BREAK IN TRANSCRIPT
Mr. ANDREWS. Mr. Speaker, I think that my friend from California, the chairman, my friend from New York, the chairman emeritus, have it exactly right. The issue is jobs. And that's really what this bill on the floor today is about.
One of the reasons, but for sure not the only reason, that our companies aren't hiring and our economy is not growing is uncertainty about interest rates. If you're thinking about adding on a new store or hiring more people to do more R&D and you think the interest rates are going to rise, you don't to it. If you're not sure what they're going to do, you don't do it. And we've been living under a period of uncertainty for two reasons with respect to interest rates.
The first is are we going to default on our national obligations? The House today will and should emphatically say no, we will not.
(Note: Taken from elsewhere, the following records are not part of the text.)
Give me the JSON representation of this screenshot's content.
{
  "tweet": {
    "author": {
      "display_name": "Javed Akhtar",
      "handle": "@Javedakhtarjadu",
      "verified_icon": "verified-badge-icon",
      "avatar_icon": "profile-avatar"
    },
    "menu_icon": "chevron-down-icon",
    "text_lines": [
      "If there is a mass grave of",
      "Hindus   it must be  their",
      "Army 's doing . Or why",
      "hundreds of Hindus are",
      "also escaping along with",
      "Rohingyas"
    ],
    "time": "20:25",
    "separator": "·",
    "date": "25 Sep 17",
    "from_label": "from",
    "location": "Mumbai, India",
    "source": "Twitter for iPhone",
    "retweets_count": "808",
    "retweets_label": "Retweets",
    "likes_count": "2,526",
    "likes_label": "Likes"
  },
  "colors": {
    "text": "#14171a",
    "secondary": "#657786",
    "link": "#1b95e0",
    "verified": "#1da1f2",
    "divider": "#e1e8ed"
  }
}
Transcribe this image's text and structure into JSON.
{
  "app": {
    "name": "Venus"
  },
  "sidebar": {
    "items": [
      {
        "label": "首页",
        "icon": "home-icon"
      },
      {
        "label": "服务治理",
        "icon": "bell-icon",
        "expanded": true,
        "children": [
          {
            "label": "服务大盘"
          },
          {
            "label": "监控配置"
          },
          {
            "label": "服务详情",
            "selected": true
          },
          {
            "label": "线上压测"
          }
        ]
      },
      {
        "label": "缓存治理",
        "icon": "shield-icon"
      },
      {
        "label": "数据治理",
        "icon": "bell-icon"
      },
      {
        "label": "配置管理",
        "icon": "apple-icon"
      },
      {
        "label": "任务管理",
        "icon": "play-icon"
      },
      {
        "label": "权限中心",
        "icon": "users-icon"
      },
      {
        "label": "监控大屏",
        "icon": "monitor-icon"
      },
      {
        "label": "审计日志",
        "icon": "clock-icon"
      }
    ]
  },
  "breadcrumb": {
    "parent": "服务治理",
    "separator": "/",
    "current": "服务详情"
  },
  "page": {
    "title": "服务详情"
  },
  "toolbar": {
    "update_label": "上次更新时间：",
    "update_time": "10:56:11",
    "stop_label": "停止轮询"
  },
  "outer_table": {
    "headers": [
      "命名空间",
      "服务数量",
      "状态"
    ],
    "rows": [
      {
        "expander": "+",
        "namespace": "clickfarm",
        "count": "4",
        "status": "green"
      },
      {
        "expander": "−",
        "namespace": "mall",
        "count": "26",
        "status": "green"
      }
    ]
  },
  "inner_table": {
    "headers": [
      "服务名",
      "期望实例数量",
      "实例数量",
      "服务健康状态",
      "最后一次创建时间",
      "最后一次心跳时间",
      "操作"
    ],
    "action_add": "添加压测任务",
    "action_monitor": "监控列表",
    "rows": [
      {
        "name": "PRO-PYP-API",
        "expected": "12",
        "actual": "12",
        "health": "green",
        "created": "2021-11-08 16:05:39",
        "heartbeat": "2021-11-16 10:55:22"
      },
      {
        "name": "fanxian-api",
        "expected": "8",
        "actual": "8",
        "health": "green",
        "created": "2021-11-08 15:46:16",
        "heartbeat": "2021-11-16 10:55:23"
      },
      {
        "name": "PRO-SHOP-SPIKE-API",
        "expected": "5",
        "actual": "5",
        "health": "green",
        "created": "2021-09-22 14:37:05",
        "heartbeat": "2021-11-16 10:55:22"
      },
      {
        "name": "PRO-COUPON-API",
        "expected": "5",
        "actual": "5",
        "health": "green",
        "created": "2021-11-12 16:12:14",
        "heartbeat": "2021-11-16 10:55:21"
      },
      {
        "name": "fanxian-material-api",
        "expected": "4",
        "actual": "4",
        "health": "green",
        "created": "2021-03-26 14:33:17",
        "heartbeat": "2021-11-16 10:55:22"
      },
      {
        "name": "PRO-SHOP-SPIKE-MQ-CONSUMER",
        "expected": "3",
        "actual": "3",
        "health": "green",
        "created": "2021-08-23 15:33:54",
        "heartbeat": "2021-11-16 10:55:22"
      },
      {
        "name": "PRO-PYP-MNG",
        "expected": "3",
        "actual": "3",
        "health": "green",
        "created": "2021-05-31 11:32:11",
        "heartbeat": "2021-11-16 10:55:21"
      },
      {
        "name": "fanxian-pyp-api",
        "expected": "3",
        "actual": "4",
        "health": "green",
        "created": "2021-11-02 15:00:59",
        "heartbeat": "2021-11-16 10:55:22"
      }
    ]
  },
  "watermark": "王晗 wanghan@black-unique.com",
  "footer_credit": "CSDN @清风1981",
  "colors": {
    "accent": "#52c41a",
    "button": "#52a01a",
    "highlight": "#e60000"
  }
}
And then the second question is will Uncle Sam continue to eat up too much of the entrepreneurial capital in this country to finance ever-growing Federal deficits?
The House today will and should, in my view, approve the bill before us that will begin to make a reduction in that deficit. This bill will reduce our projected deficit by anywhere from 25 to 35 percent. And it's important to understand what history tells us about sincere and legitimate deficit reduction.
In 1993, President Bill Clinton's plan was supposed to reduce the deficit by 28 percent. It did not. It reduced the deficit entirely. That bill was supposed to generate $500 billion in deficit reduction. In fact, it generated $1.6 trillion in deficit reduction. That's the elixir that the American economy needs now.
And I do not, my colleagues, believe that this is the only step that we need to accomplish in order to reduce unemployment. But it is an essential step. And for that reason, I am pleased to join with both Republicans and Democrats in voting
"yes'' for this bill.
BREAK IN TRANSCRIPT